Last week, a group of Virginia Tech computer science students unveiled the VT Bus Tracker, with app and text versions that deliver bus locations, speeds and the number of passengers on each Blacksburg, Va.-based Blacksburg Transit bus.
Users can access the app on a Blackberry, an iPhone or an Android. There is also a text message system for riders who do not have smartphones.
The idea for the bus tracking system was developed about two years ago. The Student Government Association (SGA) funded a student team in the computer science department to develop the project. Blacksburg Transit worked with the team, contributing the bus data that it already collects for federal, state and local reporting.
The Virginia Tech Computer Science Department is hosting the bus tracking system and taking care of ongoing costs. Blacksburg meets with them weekly to keep up communication on data feed issues. The agency also handles the cost of the hardware, including ITS equipment on the buses, and the data transmission.
“I need that equipment anyway to collect data to be able to track my buses and this is a value-added feature that I am not paying for," said Timothy Witten, ITS/special projects manager, Blacksburg Transit. "Someone else is going out and helping us have better transit ridership, helping people understand the system better, through means that don’t come directly out of my budget. The cost for me to provide data to them, in the grand scheme of things it’s not that much.”
One unique piece of data that Blacksburg Transit is able to provide to the Virginia Tech team is the current number of passengers on some of the buses. This information is provided by the automatic passenger counters (APCs) that the agency installs on every bus.
“We’ve done some work with an application in-house that will tell you when the bus is full, and we can text that out,” Witten said. “We want [riders] to have as much information as possible, and one of the things our ridership wants to know is ‘How full are the buses?’”
The anticipated time frame to have all the buses in the fleet equipped with APCs, Witten said, is mid-November. “We’ll work with New Flyer to get more of the ITS equipment placed on the bus before it comes in now that we finally have a much better handle on what we want to see on every bus.”
The next step, Witten explained, will be to model a developers’ page after some of the bigger systems, such as the Bay Area Rapid Transit Authority and the Chicago Transit Authority, to provide open access to data.
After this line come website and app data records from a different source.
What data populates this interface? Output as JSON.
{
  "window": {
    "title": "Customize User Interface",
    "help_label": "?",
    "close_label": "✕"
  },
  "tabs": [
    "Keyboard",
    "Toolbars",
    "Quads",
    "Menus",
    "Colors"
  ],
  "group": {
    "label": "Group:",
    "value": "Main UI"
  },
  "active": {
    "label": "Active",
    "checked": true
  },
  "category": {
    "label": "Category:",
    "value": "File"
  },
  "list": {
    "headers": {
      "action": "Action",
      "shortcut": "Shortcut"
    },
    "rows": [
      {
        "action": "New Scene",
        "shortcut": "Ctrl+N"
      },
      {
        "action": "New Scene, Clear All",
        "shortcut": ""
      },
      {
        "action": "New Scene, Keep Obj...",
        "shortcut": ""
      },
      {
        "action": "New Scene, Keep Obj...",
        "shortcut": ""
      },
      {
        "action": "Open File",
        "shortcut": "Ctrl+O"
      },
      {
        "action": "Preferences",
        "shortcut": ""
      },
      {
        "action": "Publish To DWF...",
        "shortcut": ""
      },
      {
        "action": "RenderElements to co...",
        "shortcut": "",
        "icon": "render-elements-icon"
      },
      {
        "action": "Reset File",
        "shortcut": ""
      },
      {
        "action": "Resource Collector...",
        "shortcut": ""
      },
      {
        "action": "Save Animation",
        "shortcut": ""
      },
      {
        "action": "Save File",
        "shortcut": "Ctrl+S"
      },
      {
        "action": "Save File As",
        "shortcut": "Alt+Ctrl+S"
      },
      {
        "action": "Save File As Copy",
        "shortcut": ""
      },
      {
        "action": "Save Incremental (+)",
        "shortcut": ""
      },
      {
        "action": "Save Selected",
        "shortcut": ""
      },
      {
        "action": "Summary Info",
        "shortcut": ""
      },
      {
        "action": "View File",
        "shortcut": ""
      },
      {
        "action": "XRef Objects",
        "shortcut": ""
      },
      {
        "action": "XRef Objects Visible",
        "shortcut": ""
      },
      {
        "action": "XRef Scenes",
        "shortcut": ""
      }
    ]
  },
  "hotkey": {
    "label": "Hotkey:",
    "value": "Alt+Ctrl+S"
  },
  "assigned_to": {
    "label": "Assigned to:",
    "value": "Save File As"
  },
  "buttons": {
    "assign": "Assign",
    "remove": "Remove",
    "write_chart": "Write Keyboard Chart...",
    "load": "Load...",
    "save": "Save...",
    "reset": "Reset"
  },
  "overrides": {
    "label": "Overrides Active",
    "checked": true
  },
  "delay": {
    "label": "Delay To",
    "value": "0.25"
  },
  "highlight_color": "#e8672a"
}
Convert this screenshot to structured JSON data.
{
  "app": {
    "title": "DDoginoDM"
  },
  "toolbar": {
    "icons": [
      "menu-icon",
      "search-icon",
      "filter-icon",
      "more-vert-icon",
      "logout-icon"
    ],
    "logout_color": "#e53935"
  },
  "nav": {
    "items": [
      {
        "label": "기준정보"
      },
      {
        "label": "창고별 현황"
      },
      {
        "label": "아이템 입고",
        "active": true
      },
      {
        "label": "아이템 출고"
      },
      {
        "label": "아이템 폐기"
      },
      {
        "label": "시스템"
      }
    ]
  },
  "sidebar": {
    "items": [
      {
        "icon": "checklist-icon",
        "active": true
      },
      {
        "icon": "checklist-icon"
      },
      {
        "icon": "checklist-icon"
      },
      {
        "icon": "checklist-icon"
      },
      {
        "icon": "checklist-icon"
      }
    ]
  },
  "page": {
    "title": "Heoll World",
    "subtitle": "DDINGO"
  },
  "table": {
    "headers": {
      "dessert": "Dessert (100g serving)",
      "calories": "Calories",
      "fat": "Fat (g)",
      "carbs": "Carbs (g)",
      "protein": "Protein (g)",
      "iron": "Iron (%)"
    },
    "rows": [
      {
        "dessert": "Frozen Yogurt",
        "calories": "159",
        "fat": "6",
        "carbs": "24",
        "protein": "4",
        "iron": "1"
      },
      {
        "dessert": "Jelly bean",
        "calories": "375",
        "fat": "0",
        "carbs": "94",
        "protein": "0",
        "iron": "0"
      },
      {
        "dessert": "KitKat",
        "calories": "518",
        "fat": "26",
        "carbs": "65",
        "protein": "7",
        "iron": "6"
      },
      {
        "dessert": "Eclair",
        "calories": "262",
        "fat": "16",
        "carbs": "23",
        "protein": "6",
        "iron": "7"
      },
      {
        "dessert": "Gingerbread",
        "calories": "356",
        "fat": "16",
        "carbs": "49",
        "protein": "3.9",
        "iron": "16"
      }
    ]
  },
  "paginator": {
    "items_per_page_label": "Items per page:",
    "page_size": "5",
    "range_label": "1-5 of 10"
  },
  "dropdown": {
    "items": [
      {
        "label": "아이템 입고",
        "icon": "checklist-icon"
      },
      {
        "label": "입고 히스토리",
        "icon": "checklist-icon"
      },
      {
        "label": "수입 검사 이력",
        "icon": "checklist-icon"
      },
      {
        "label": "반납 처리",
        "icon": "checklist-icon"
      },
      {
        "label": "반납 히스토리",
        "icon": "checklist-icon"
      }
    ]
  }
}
University-based systems are seeing developments with open source data before the more traditional transit systems, Witten noted. To make transit an easy and valued form of transportation to this new group of consumers, Witten said, providing open source data for these tracking systems is crucial. The student riders in Blacksburg are going to be the users of public transit systems across the U.S. in another five years, he added, and they already expect to be able to access this data from their smart phones.
“Five years ago people came to me and said, ‘It’d be nice if I could access the schedule on the Internet,’ and now my passengers say, ‘Why can’t I access the schedule on my smart phone?’” Witten recalled.